The Old Boy, the Wonder Dog and I spent two weeks in a cabin on the edge of a forest. (Sounds like the start of a fairy tale, right?) Every morning we’d put out the crumbs and then sat back to watch the customers rush in: blue wrens and red-eye finches, blackbirds, and one little bush rat. Rex had to content himself with running back and forth in front of the window and growling menacingly. The hungry hordes couldn’t have cared less. In the forest and surrounding hills we saw wallabies, echidnas and one kangaroo. There were bucket-loads of cockatoos, crimson parrots, rosellas, lorikeets, kookaburras, little hawks and we even saw three wedge-tailed eagles.
Now I’m back, sitting at my desk, telling myself I should get busy. In the last few weeks a few more of my friends have been diagnosed with cancer and one has died. Bloody disease! (Pardon my French.) Lately it seems that every second person I know has it. I saw Dr P yesterday for my monthly dose of essence of ancient Egyptian(den-o-su-mab). I asked him if he ever feels as though he’s trying to sweep back the tide with a hand-broom. He said that he’s the doctor, not a patient, so he gets to go home at the end of the day, have a big glass of red wine and turn his brain off. He also said that perhaps, at the end of the year, he might reduce my visits to every three months. Obviously, he said, my regular visits to the hospital were depressing for me. I nodded sadly but inside I was doing the happy dance. Every three months? Why, that’s almost as good as being cured!
Perhaps partly inspired by my time in the wilderness, and partly by the recent diagnoses, I’ve found myself pondering life: the meaning, the journey, the joys, the speed. (The rate, not the drug.) The Bible says we are like flowers in the field; here today and gone tomorrow. When I was young I thought, “Get off the grass! We can live for ages. Why, Mrs So-and-so is 102!” Now I’ve entered the “more mature” years I think, “Where the hell did it all go?”

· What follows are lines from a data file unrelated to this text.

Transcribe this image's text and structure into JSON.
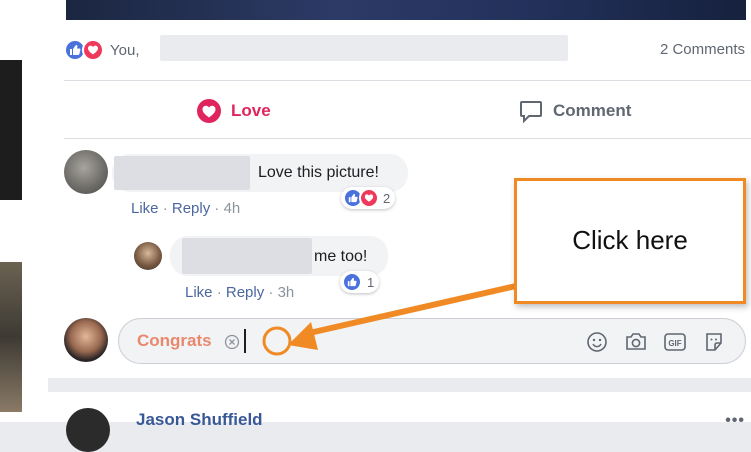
{
  "post": {
    "reactors_prefix": "You,",
    "comments_count": "2 Comments",
    "actions": {
      "love_label": "Love",
      "comment_label": "Comment"
    }
  },
  "comments": [
    {
      "text": "Love this picture!",
      "like_label": "Like",
      "reply_label": "Reply",
      "time": "4h",
      "reaction_count": "2"
    },
    {
      "text": "me too!",
      "like_label": "Like",
      "reply_label": "Reply",
      "time": "3h",
      "reaction_count": "1"
    }
  ],
  "composer": {
    "value": "Congrats",
    "tools": [
      "smiley-icon",
      "camera-icon",
      "gif-icon",
      "sticker-icon"
    ]
  },
  "next_post": {
    "author": "Jason Shuffield"
  },
  "callout": {
    "text": "Click here"
  },
  "colors": {
    "accent_love": "#e0245e",
    "link_blue": "#4b67a1",
    "callout_orange": "#f08a24",
    "like_blue": "#4a72dc"
  }
}
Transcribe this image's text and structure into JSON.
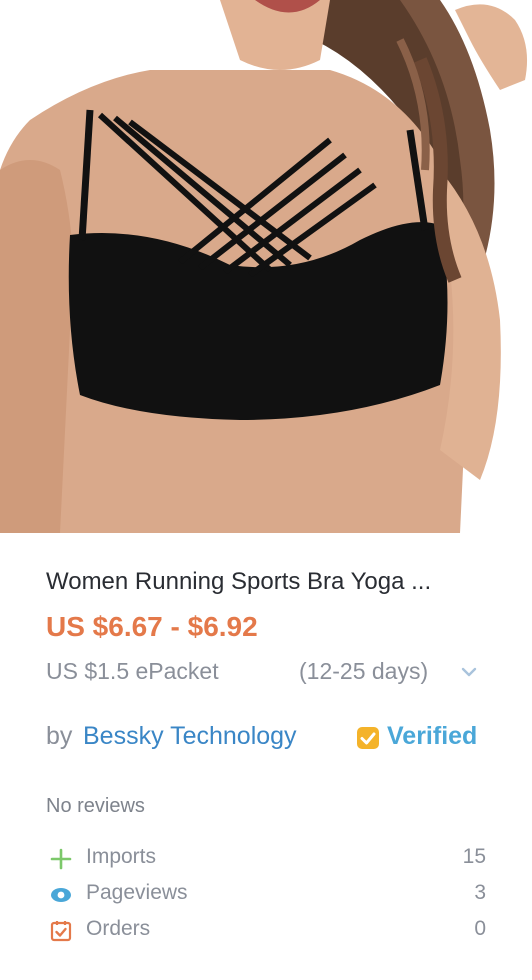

My little holiday reminded me of the simple joys that make life worthwhile: driving down roads so thickly lined with trees that it feels as though you’re driving through a leafy tunnel; hearing the kookaburras laughing in the morning; the smell of good coffee; eating fish and chips on a beach; listening to music so exquisite it brings tears to your eyes. My life is rich with people who love me and whom I love. I have faith in love and mercy and I am guided by hope.
Living without hope is like living with the lights off. Let’s all do our best to shine some light into our little corner of the world. Maybe, together, we can make it a better place.